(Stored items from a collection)
▬▬▬
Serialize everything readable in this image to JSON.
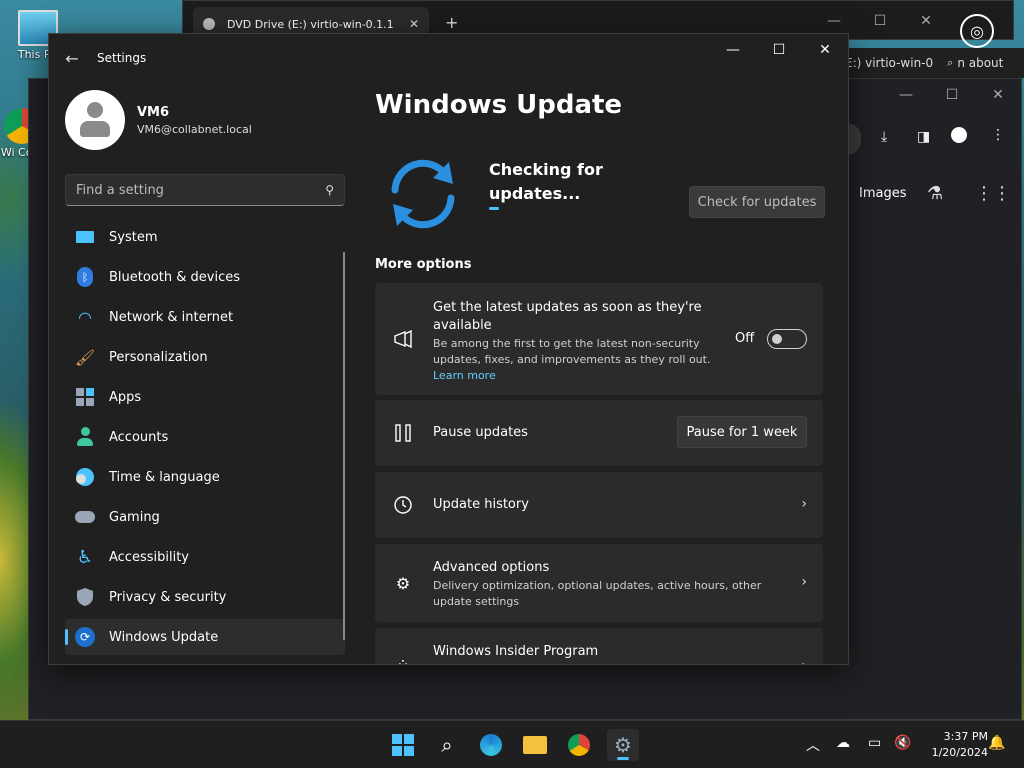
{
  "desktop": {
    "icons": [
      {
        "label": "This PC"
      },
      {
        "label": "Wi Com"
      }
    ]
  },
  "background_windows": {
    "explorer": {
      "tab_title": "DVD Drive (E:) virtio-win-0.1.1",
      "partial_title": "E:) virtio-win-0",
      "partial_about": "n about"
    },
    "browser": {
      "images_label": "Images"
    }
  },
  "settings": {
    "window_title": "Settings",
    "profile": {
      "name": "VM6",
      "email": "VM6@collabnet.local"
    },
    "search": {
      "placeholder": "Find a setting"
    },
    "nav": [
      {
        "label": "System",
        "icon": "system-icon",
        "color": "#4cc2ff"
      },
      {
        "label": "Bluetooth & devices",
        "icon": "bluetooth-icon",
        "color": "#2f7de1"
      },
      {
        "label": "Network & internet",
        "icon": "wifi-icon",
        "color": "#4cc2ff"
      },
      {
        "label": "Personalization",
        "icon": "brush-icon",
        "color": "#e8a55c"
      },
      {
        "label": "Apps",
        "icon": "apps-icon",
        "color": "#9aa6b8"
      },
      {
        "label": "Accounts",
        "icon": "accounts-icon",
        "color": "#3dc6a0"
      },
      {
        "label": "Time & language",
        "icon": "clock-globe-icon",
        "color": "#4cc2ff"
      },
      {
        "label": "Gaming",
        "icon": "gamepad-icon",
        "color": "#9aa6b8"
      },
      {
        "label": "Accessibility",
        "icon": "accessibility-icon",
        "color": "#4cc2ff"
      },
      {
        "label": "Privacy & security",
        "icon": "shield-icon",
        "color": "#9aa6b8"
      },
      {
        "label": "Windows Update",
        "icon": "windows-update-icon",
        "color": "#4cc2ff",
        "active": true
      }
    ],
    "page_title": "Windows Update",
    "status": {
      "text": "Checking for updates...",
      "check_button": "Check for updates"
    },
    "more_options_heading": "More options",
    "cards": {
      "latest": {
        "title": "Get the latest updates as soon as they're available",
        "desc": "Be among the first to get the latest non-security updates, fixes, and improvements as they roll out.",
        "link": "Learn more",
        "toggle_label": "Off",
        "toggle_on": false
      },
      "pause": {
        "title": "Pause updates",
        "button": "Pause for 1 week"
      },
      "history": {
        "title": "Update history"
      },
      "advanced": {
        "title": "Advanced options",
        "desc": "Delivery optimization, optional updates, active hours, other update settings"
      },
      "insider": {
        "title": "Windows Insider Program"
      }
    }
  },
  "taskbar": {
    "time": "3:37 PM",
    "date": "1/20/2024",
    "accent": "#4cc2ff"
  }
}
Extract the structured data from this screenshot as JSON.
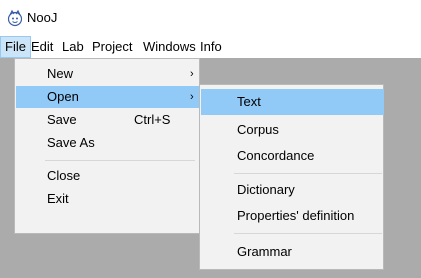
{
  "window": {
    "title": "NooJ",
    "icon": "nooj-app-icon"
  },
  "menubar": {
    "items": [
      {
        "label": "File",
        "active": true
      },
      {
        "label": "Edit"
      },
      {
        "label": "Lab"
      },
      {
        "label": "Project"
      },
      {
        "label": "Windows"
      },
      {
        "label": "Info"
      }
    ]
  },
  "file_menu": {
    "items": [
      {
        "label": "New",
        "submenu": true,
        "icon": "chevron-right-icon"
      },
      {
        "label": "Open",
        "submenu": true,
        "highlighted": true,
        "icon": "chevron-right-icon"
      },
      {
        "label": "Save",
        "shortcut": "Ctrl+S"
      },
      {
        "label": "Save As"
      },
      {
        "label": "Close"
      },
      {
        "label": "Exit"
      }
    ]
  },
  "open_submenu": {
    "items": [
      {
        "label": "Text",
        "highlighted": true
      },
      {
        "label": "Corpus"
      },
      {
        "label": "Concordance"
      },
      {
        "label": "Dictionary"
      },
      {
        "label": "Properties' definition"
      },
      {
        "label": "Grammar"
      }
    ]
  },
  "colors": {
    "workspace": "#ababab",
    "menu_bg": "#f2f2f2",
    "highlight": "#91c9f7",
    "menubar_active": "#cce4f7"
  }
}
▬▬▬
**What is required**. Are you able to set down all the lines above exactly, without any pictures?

**Task solution**.
Serialize everything readable in this image to JSON.
{
  "desktop": {
    "icons": [
      {
        "label": "This PC"
      },
      {
        "label": "Wi Com"
      }
    ]
  },
  "background_windows": {
    "explorer": {
      "tab_title": "DVD Drive (E:) virtio-win-0.1.1",
      "partial_title": "E:) virtio-win-0",
      "partial_about": "n about"
    },
    "browser": {
      "images_label": "Images"
    }
  },
  "settings": {
    "window_title": "Settings",
    "profile": {
      "name": "VM6",
      "email": "VM6@collabnet.local"
    },
    "search": {
      "placeholder": "Find a setting"
    },
    "nav": [
      {
        "label": "System",
        "icon": "system-icon",
        "color": "#4cc2ff"
      },
      {
        "label": "Bluetooth & devices",
        "icon": "bluetooth-icon",
        "color": "#2f7de1"
      },
      {
        "label": "Network & internet",
        "icon": "wifi-icon",
        "color": "#4cc2ff"
      },
      {
        "label": "Personalization",
        "icon": "brush-icon",
        "color": "#e8a55c"
      },
      {
        "label": "Apps",
        "icon": "apps-icon",
        "color": "#9aa6b8"
      },
      {
        "label": "Accounts",
        "icon": "accounts-icon",
        "color": "#3dc6a0"
      },
      {
        "label": "Time & language",
        "icon": "clock-globe-icon",
        "color": "#4cc2ff"
      },
      {
        "label": "Gaming",
        "icon": "gamepad-icon",
        "color": "#9aa6b8"
      },
      {
        "label": "Accessibility",
        "icon": "accessibility-icon",
        "color": "#4cc2ff"
      },
      {
        "label": "Privacy & security",
        "icon": "shield-icon",
        "color": "#9aa6b8"
      },
      {
        "label": "Windows Update",
        "icon": "windows-update-icon",
        "color": "#4cc2ff",
        "active": true
      }
    ],
    "page_title": "Windows Update",
    "status": {
      "text": "Checking for updates...",
      "check_button": "Check for updates"
    },
    "more_options_heading": "More options",
    "cards": {
      "latest": {
        "title": "Get the latest updates as soon as they're available",
        "desc": "Be among the first to get the latest non-security updates, fixes, and improvements as they roll out.",
        "link": "Learn more",
        "toggle_label": "Off",
        "toggle_on": false
      },
      "pause": {
        "title": "Pause updates",
        "button": "Pause for 1 week"
      },
      "history": {
        "title": "Update history"
      },
      "advanced": {
        "title": "Advanced options",
        "desc": "Delivery optimization, optional updates, active hours, other update settings"
      },
      "insider": {
        "title": "Windows Insider Program"
      }
    }
  },
  "taskbar": {
    "time": "3:37 PM",
    "date": "1/20/2024",
    "accent": "#4cc2ff"
  }
}
Extract the structured data from this screenshot as JSON.
{
  "window": {
    "title": "NooJ",
    "icon": "nooj-app-icon"
  },
  "menubar": {
    "items": [
      {
        "label": "File",
        "active": true
      },
      {
        "label": "Edit"
      },
      {
        "label": "Lab"
      },
      {
        "label": "Project"
      },
      {
        "label": "Windows"
      },
      {
        "label": "Info"
      }
    ]
  },
  "file_menu": {
    "items": [
      {
        "label": "New",
        "submenu": true,
        "icon": "chevron-right-icon"
      },
      {
        "label": "Open",
        "submenu": true,
        "highlighted": true,
        "icon": "chevron-right-icon"
      },
      {
        "label": "Save",
        "shortcut": "Ctrl+S"
      },
      {
        "label": "Save As"
      },
      {
        "label": "Close"
      },
      {
        "label": "Exit"
      }
    ]
  },
  "open_submenu": {
    "items": [
      {
        "label": "Text",
        "highlighted": true
      },
      {
        "label": "Corpus"
      },
      {
        "label": "Concordance"
      },
      {
        "label": "Dictionary"
      },
      {
        "label": "Properties' definition"
      },
      {
        "label": "Grammar"
      }
    ]
  },
  "colors": {
    "workspace": "#ababab",
    "menu_bg": "#f2f2f2",
    "highlight": "#91c9f7",
    "menubar_active": "#cce4f7"
  }
}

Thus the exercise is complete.